Convergence of Cable and Telephone Service:

At the time of the 1996 Act's passage, members of the local telephone industry indicated that they would begin to compete in video delivery markets, and cable television operators indicated that they would begin providing local telephone exchange service. The expectation was that there would be a technological convergence that would permit use of the same facilities for provision of the two types of service. This technological convergence has yet to take place. Almost all of the video service provided by LECs uses conventional cable television technology or wireless cable operations that stand alone from the provider's telephone facilities. The provision of telephone service by cable firms over integrated facilities remains primarily at an experimental stage. The one area in which many cable operators appear poised to compete head-to-head with local telephone companies is the provision of Internet access. Technology in this area appears to be rapidly advancing and service is being deployed on a commercial basis in a large number of cable systems.

Additional findings include the following:

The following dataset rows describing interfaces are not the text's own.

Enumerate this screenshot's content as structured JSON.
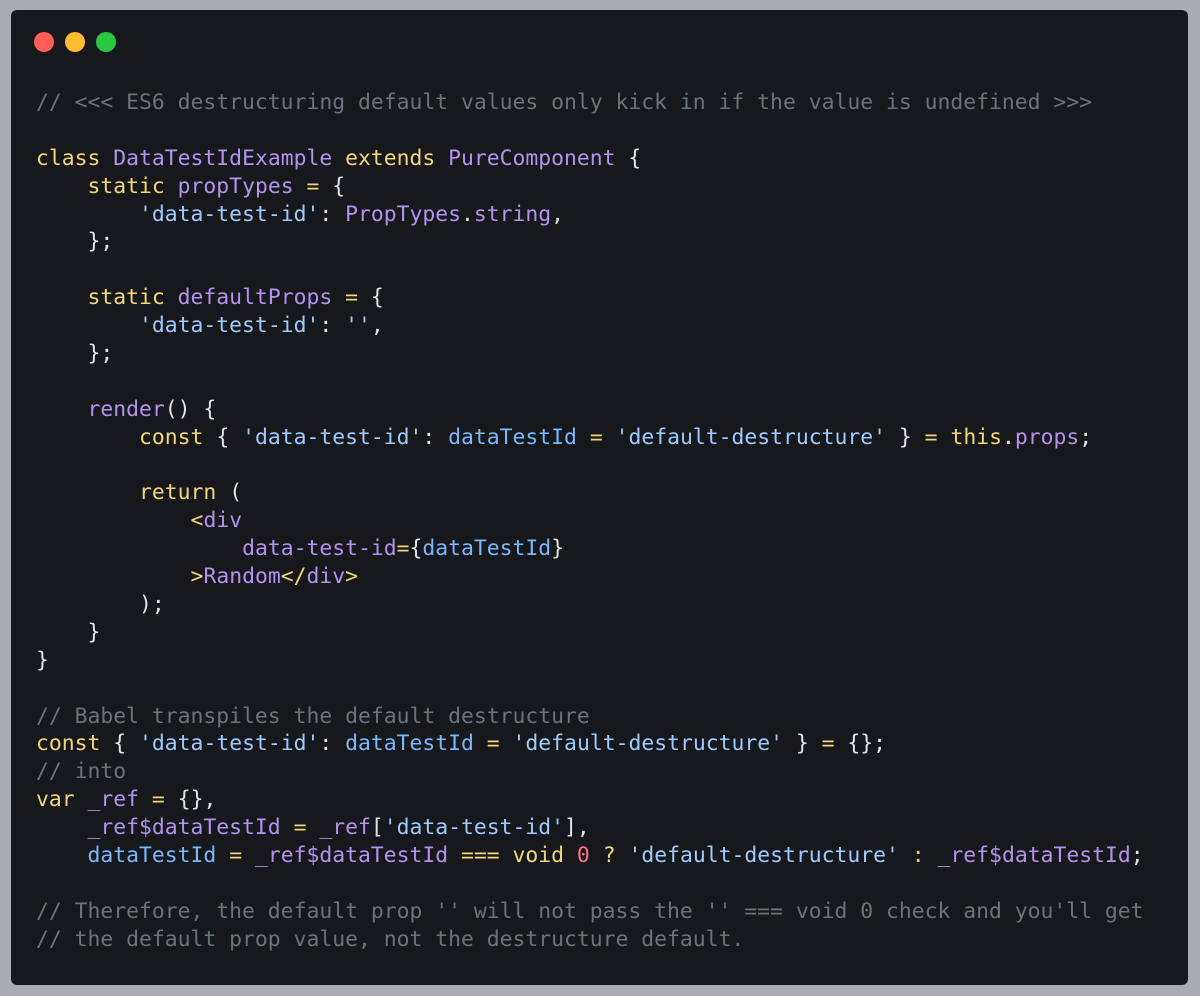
{
  "window": {
    "controls": [
      {
        "name": "close",
        "color": "#ff5f57"
      },
      {
        "name": "minimize",
        "color": "#febc2e"
      },
      {
        "name": "zoom",
        "color": "#28c840"
      }
    ]
  },
  "colors": {
    "background": "#a9adb1",
    "editor": "#16181c",
    "comment": "#6a737d",
    "keyword": "#f2d77a",
    "type": "#b392f0",
    "string": "#9ecbff",
    "number": "#f97583",
    "text": "#e1e4e8"
  },
  "code_lines": [
    [
      [
        "comment",
        "// <<< ES6 destructuring default values only kick in if the value is undefined >>>"
      ]
    ],
    [],
    [
      [
        "keyword",
        "class "
      ],
      [
        "type",
        "DataTestIdExample "
      ],
      [
        "keyword",
        "extends "
      ],
      [
        "type",
        "PureComponent "
      ],
      [
        "punct",
        "{"
      ]
    ],
    [
      [
        "plain",
        "    "
      ],
      [
        "keyword",
        "static "
      ],
      [
        "prop",
        "propTypes "
      ],
      [
        "op",
        "= "
      ],
      [
        "punct",
        "{"
      ]
    ],
    [
      [
        "plain",
        "        "
      ],
      [
        "string",
        "'data-test-id'"
      ],
      [
        "punct",
        ": "
      ],
      [
        "type",
        "PropTypes"
      ],
      [
        "punct",
        "."
      ],
      [
        "prop",
        "string"
      ],
      [
        "punct",
        ","
      ]
    ],
    [
      [
        "plain",
        "    "
      ],
      [
        "punct",
        "};"
      ]
    ],
    [],
    [
      [
        "plain",
        "    "
      ],
      [
        "keyword",
        "static "
      ],
      [
        "prop",
        "defaultProps "
      ],
      [
        "op",
        "= "
      ],
      [
        "punct",
        "{"
      ]
    ],
    [
      [
        "plain",
        "        "
      ],
      [
        "string",
        "'data-test-id'"
      ],
      [
        "punct",
        ": "
      ],
      [
        "string",
        "''"
      ],
      [
        "punct",
        ","
      ]
    ],
    [
      [
        "plain",
        "    "
      ],
      [
        "punct",
        "};"
      ]
    ],
    [],
    [
      [
        "plain",
        "    "
      ],
      [
        "prop",
        "render"
      ],
      [
        "punct",
        "() {"
      ]
    ],
    [
      [
        "plain",
        "        "
      ],
      [
        "keyword",
        "const "
      ],
      [
        "punct",
        "{ "
      ],
      [
        "string",
        "'data-test-id'"
      ],
      [
        "punct",
        ": "
      ],
      [
        "ident",
        "dataTestId "
      ],
      [
        "op",
        "= "
      ],
      [
        "string",
        "'default-destructure' "
      ],
      [
        "punct",
        "} "
      ],
      [
        "op",
        "= "
      ],
      [
        "keyword",
        "this"
      ],
      [
        "punct",
        "."
      ],
      [
        "prop",
        "props"
      ],
      [
        "punct",
        ";"
      ]
    ],
    [],
    [
      [
        "plain",
        "        "
      ],
      [
        "keyword",
        "return "
      ],
      [
        "punct",
        "("
      ]
    ],
    [
      [
        "plain",
        "            "
      ],
      [
        "op",
        "<"
      ],
      [
        "prop",
        "div"
      ]
    ],
    [
      [
        "plain",
        "                "
      ],
      [
        "prop",
        "data-test-id"
      ],
      [
        "op",
        "="
      ],
      [
        "punct",
        "{"
      ],
      [
        "ident",
        "dataTestId"
      ],
      [
        "punct",
        "}"
      ]
    ],
    [
      [
        "plain",
        "            "
      ],
      [
        "op",
        ">"
      ],
      [
        "prop",
        "Random"
      ],
      [
        "op",
        "</"
      ],
      [
        "prop",
        "div"
      ],
      [
        "op",
        ">"
      ]
    ],
    [
      [
        "plain",
        "        "
      ],
      [
        "punct",
        ");"
      ]
    ],
    [
      [
        "plain",
        "    "
      ],
      [
        "punct",
        "}"
      ]
    ],
    [
      [
        "punct",
        "}"
      ]
    ],
    [],
    [
      [
        "comment",
        "// Babel transpiles the default destructure"
      ]
    ],
    [
      [
        "keyword",
        "const "
      ],
      [
        "punct",
        "{ "
      ],
      [
        "string",
        "'data-test-id'"
      ],
      [
        "punct",
        ": "
      ],
      [
        "ident",
        "dataTestId "
      ],
      [
        "op",
        "= "
      ],
      [
        "string",
        "'default-destructure' "
      ],
      [
        "punct",
        "} "
      ],
      [
        "op",
        "= "
      ],
      [
        "punct",
        "{};"
      ]
    ],
    [
      [
        "comment",
        "// into"
      ]
    ],
    [
      [
        "keyword",
        "var "
      ],
      [
        "prop",
        "_ref "
      ],
      [
        "op",
        "= "
      ],
      [
        "punct",
        "{},"
      ]
    ],
    [
      [
        "plain",
        "    "
      ],
      [
        "prop",
        "_ref$dataTestId "
      ],
      [
        "op",
        "= "
      ],
      [
        "prop",
        "_ref"
      ],
      [
        "punct",
        "["
      ],
      [
        "string",
        "'data-test-id'"
      ],
      [
        "punct",
        "],"
      ]
    ],
    [
      [
        "plain",
        "    "
      ],
      [
        "ident",
        "dataTestId "
      ],
      [
        "op",
        "= "
      ],
      [
        "prop",
        "_ref$dataTestId "
      ],
      [
        "op",
        "=== void "
      ],
      [
        "num",
        "0 "
      ],
      [
        "op",
        "? "
      ],
      [
        "string",
        "'default-destructure' "
      ],
      [
        "op",
        ": "
      ],
      [
        "prop",
        "_ref$dataTestId"
      ],
      [
        "punct",
        ";"
      ]
    ],
    [],
    [
      [
        "comment",
        "// Therefore, the default prop '' will not pass the '' === void 0 check and you'll get"
      ]
    ],
    [
      [
        "comment",
        "// the default prop value, not the destructure default."
      ]
    ]
  ]
}
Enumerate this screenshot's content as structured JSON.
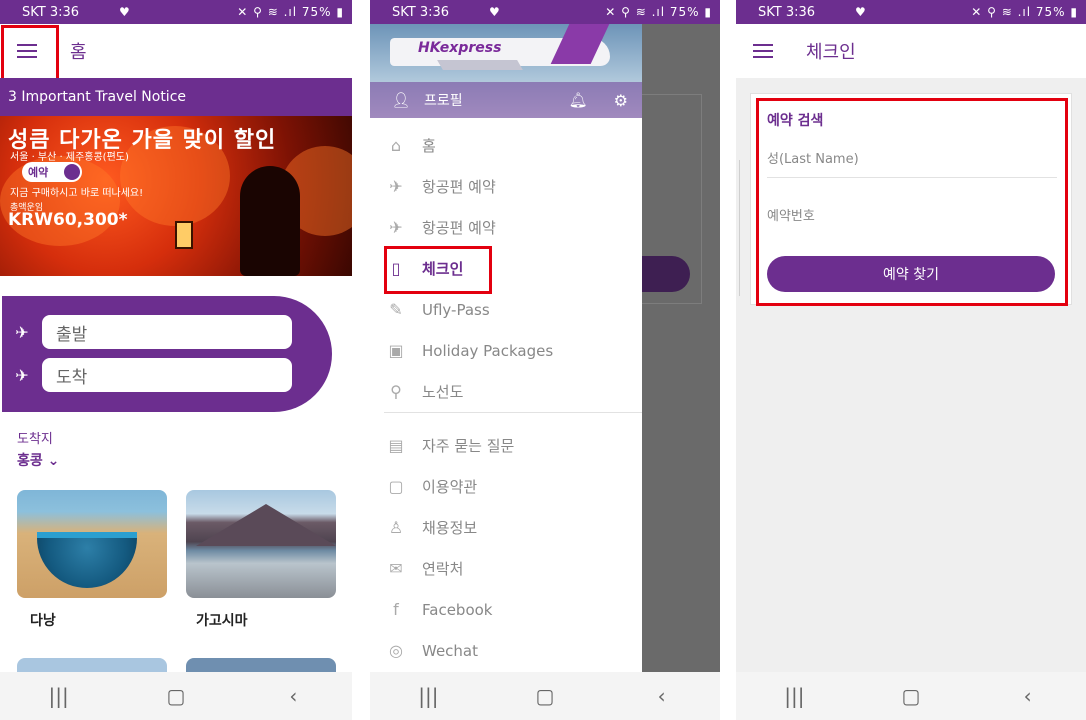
{
  "status": {
    "carrier_time": "SKT 3:36",
    "right": "✕ ⚲ ≋ .ıl 75% ▮"
  },
  "screen1": {
    "title": "홈",
    "notice": "3 Important Travel Notice",
    "banner": {
      "headline": "성큼 다가온 가을 맞이 할인",
      "cities": "서울 · 부산 · 제주홍콩(편도)",
      "toggle_label": "예약",
      "promo": "지금 구매하시고 바로 떠나세요!",
      "fare_label": "총액운임",
      "price": "KRW60,300*"
    },
    "search": {
      "from": "출발",
      "to": "도착"
    },
    "destination": {
      "label": "도착지",
      "value": "홍콩 ⌄"
    },
    "cards": [
      "다낭",
      "가고시마"
    ]
  },
  "screen2": {
    "brand": "HKexpress",
    "profile": "프로필",
    "menu": [
      {
        "icon": "home-icon",
        "glyph": "⌂",
        "label": "홈"
      },
      {
        "icon": "plane-takeoff-icon",
        "glyph": "✈",
        "label": "항공편 예약"
      },
      {
        "icon": "plane-icon",
        "glyph": "✈",
        "label": "항공편 예약"
      },
      {
        "icon": "phone-check-icon",
        "glyph": "▯",
        "label": "체크인"
      },
      {
        "icon": "ticket-pen-icon",
        "glyph": "✎",
        "label": "Ufly-Pass"
      },
      {
        "icon": "luggage-icon",
        "glyph": "▣",
        "label": "Holiday Packages"
      },
      {
        "icon": "map-pin-icon",
        "glyph": "⚲",
        "label": "노선도"
      },
      {
        "icon": "chat-icon",
        "glyph": "▤",
        "label": "자주 묻는 질문"
      },
      {
        "icon": "document-search-icon",
        "glyph": "▢",
        "label": "이용약관"
      },
      {
        "icon": "person-add-icon",
        "glyph": "♙",
        "label": "채용정보"
      },
      {
        "icon": "envelope-icon",
        "glyph": "✉",
        "label": "연락처"
      },
      {
        "icon": "facebook-icon",
        "glyph": "f",
        "label": "Facebook"
      },
      {
        "icon": "wechat-icon",
        "glyph": "◎",
        "label": "Wechat"
      }
    ]
  },
  "screen3": {
    "title": "체크인",
    "form_title": "예약 검색",
    "last_name_placeholder": "성(Last Name)",
    "booking_placeholder": "예약번호",
    "button": "예약 찾기"
  },
  "colors": {
    "brand": "#6c2e8f",
    "highlight": "#e3000f"
  }
}
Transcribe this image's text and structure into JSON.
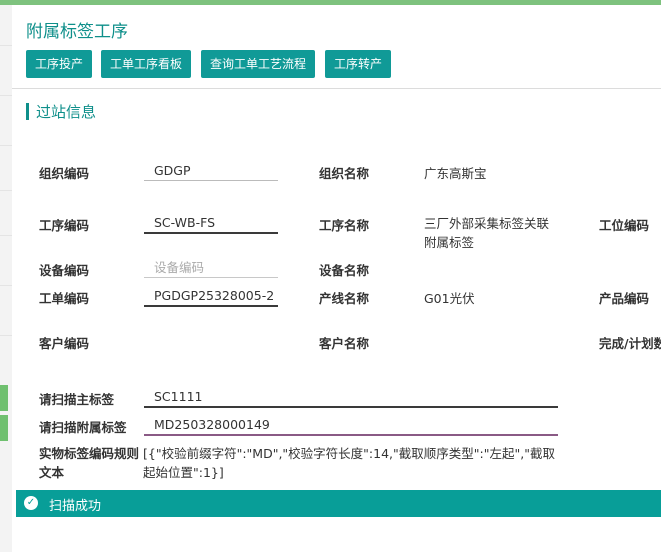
{
  "page": {
    "title": "附属标签工序"
  },
  "toolbar": {
    "buttons": [
      "工序投产",
      "工单工序看板",
      "查询工单工艺流程",
      "工序转产"
    ]
  },
  "section": {
    "title": "过站信息"
  },
  "form": {
    "org_code_label": "组织编码",
    "org_code": "GDGP",
    "org_name_label": "组织名称",
    "org_name": "广东高斯宝",
    "proc_code_label": "工序编码",
    "proc_code": "SC-WB-FS",
    "proc_name_label": "工序名称",
    "proc_name_1": "三厂外部采集标签关联",
    "proc_name_2": "附属标签",
    "station_code_label": "工位编码",
    "device_code_label": "设备编码",
    "device_code_placeholder": "设备编码",
    "device_name_label": "设备名称",
    "order_code_label": "工单编码",
    "order_code": "PGDGP25328005-2",
    "line_name_label": "产线名称",
    "line_name": "G01光伏",
    "product_code_label": "产品编码",
    "customer_code_label": "客户编码",
    "customer_name_label": "客户名称",
    "completion_label": "完成/计划数",
    "scan_main_label": "请扫描主标签",
    "scan_main": "SC1111",
    "scan_sub_label": "请扫描附属标签",
    "scan_sub": "MD250328000149",
    "rule_label_1": "实物标签编码规则",
    "rule_label_2": "文本",
    "rule_text_1": "[{\"校验前缀字符\":\"MD\",\"校验字符长度\":14,\"截取顺序类型\":\"左起\",\"截取",
    "rule_text_2": "起始位置\":1}]"
  },
  "status": {
    "icon": "check-circle-icon",
    "message": "扫描成功",
    "color": "#089e98"
  }
}
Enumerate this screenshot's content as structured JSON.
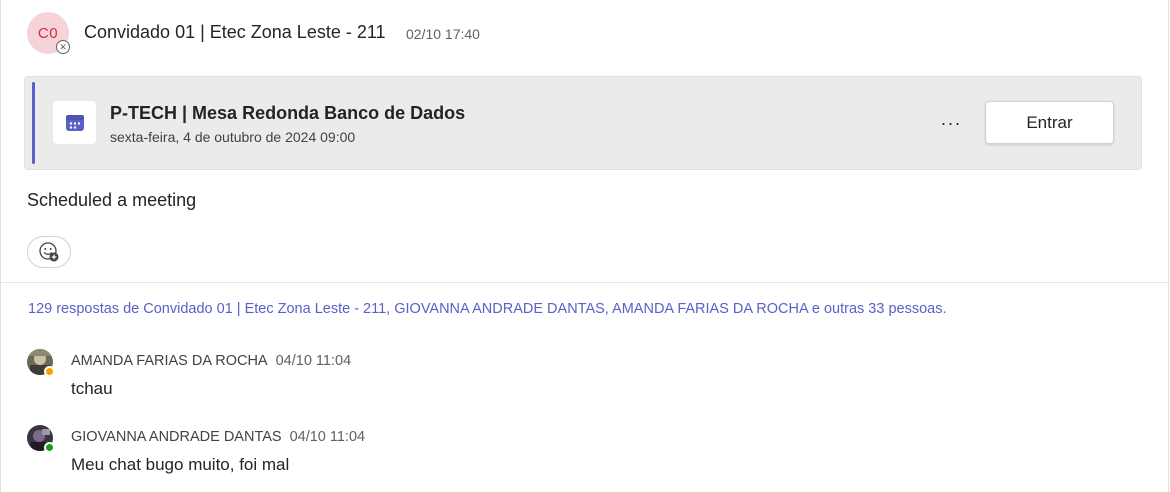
{
  "post": {
    "avatar_initials": "C0",
    "author": "Convidado 01 | Etec Zona Leste - 211",
    "time": "02/10 17:40",
    "presence": "offline",
    "body": "Scheduled a meeting"
  },
  "meeting": {
    "icon": "calendar-icon",
    "title": "P-TECH | Mesa Redonda Banco de Dados",
    "date": "sexta-feira, 4 de outubro de 2024 09:00",
    "more_label": "···",
    "join_label": "Entrar"
  },
  "replies_summary": "129 respostas de Convidado 01 | Etec Zona Leste - 211, GIOVANNA ANDRADE DANTAS, AMANDA FARIAS DA ROCHA e outras 33 pessoas.",
  "replies": [
    {
      "author": "AMANDA FARIAS DA ROCHA",
      "time": "04/10 11:04",
      "text": "tchau",
      "presence_color": "#f8a100"
    },
    {
      "author": "GIOVANNA ANDRADE DANTAS",
      "time": "04/10 11:04",
      "text": "Meu chat bugo muito, foi mal",
      "presence_color": "#13a10e"
    }
  ],
  "colors": {
    "accent": "#5b5fc7",
    "avatar_bg": "#f6d3d6",
    "avatar_fg": "#c4314b"
  }
}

Subscribership to DBS services increased 43.2% from 3.5 million homes at the end of September 1996 to 5.1 million homes at the end of June 1997. Home satellite dish (HSD) subscribership decreased from 2.3 million homes at the end of September 1996 to 2.2 million at the end of June 1996. Direct-to-home satellite services (DBS and HSD) represent approximately 9.8% of national MVPD subscribership as of June 1997. Satellite master antenna television (SMATV) service subscribership increased 10.7%, from 1.1 million homes at the end of September 1996 to 1.2 million, or 1.6% of all MVPD homes, at the end of June 1997. MMDS subscribership decreased 8.8%, from 1.2 million homes at the end of September 1996 to 1.1 million, or 1.5% of all MVPD homes, at the end of June 1997.

Broadcast television service continues to serve as both a transmission medium for many households, and the primary source of programming for most viewers regardless of distribution media. Regulatory changes and technological advances may, at some point in the future, permit the use of broadcast television and other existing and potential video technologies for distributing multichannel video programming.

LEC entry into video programming distribution has proceeded sporadically and been highly dependent on the business strategies of the individual companies involved. Some LECs have continued to expand franchised cable operations within their telephone service areas or to acquire in-region MMDS systems. Other LECs have minimized or abandoned further activities in multichannel video programming within their regions. Two joint ventures organized by LECs to provide original video programming and packaging have significantly scaled back their operations.

The Annual Report "on the status of competition in the market for the delivery of video programming" is prepared each year in compliance with Section 628(g) of the Communications Act.


Cable Services Bureau News Media contact: Morgan Broman at (202) 418-2358.
Cable Services Bureau contacts: Marcia Glauberman or Mark Menna (202) 418-7200, TTY (202) 418-7172.